[ENTRIES SUPPLIED — start]

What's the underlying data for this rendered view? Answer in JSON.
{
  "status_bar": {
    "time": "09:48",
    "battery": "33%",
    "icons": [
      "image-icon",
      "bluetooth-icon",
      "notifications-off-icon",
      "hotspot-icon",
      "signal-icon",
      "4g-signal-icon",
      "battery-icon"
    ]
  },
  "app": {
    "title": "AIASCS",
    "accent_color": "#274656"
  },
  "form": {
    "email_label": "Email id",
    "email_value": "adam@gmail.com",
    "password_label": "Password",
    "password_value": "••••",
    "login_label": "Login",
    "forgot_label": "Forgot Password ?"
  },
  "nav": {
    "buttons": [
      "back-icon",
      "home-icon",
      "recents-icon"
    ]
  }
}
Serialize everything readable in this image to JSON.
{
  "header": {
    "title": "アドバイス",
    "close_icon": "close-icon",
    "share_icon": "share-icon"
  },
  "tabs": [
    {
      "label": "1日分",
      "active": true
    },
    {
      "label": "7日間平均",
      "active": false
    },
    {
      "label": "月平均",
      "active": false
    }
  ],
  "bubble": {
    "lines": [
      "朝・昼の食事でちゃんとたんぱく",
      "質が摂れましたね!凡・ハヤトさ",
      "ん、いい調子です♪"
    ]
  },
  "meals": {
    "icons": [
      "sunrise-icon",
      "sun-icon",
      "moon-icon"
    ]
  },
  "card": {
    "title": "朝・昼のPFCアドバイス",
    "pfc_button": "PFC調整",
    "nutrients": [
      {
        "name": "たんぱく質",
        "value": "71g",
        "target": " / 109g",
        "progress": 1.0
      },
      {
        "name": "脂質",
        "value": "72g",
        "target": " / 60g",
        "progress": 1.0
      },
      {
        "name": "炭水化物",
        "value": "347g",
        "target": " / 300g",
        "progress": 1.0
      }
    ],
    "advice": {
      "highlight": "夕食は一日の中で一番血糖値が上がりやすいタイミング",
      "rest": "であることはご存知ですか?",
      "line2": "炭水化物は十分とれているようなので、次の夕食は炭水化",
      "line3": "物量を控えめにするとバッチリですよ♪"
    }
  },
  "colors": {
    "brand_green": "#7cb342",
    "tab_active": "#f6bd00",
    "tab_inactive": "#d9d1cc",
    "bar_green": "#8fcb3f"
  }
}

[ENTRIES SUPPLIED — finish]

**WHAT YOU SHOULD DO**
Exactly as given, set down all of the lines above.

**RESPONSE BELOW**
What's the underlying data for this rendered view? Answer in JSON.
{
  "status_bar": {
    "time": "09:48",
    "battery": "33%",
    "icons": [
      "image-icon",
      "bluetooth-icon",
      "notifications-off-icon",
      "hotspot-icon",
      "signal-icon",
      "4g-signal-icon",
      "battery-icon"
    ]
  },
  "app": {
    "title": "AIASCS",
    "accent_color": "#274656"
  },
  "form": {
    "email_label": "Email id",
    "email_value": "adam@gmail.com",
    "password_label": "Password",
    "password_value": "••••",
    "login_label": "Login",
    "forgot_label": "Forgot Password ?"
  },
  "nav": {
    "buttons": [
      "back-icon",
      "home-icon",
      "recents-icon"
    ]
  }
}
Serialize everything readable in this image to JSON.
{
  "header": {
    "title": "アドバイス",
    "close_icon": "close-icon",
    "share_icon": "share-icon"
  },
  "tabs": [
    {
      "label": "1日分",
      "active": true
    },
    {
      "label": "7日間平均",
      "active": false
    },
    {
      "label": "月平均",
      "active": false
    }
  ],
  "bubble": {
    "lines": [
      "朝・昼の食事でちゃんとたんぱく",
      "質が摂れましたね!凡・ハヤトさ",
      "ん、いい調子です♪"
    ]
  },
  "meals": {
    "icons": [
      "sunrise-icon",
      "sun-icon",
      "moon-icon"
    ]
  },
  "card": {
    "title": "朝・昼のPFCアドバイス",
    "pfc_button": "PFC調整",
    "nutrients": [
      {
        "name": "たんぱく質",
        "value": "71g",
        "target": " / 109g",
        "progress": 1.0
      },
      {
        "name": "脂質",
        "value": "72g",
        "target": " / 60g",
        "progress": 1.0
      },
      {
        "name": "炭水化物",
        "value": "347g",
        "target": " / 300g",
        "progress": 1.0
      }
    ],
    "advice": {
      "highlight": "夕食は一日の中で一番血糖値が上がりやすいタイミング",
      "rest": "であることはご存知ですか?",
      "line2": "炭水化物は十分とれているようなので、次の夕食は炭水化",
      "line3": "物量を控えめにするとバッチリですよ♪"
    }
  },
  "colors": {
    "brand_green": "#7cb342",
    "tab_active": "#f6bd00",
    "tab_inactive": "#d9d1cc",
    "bar_green": "#8fcb3f"
  }
}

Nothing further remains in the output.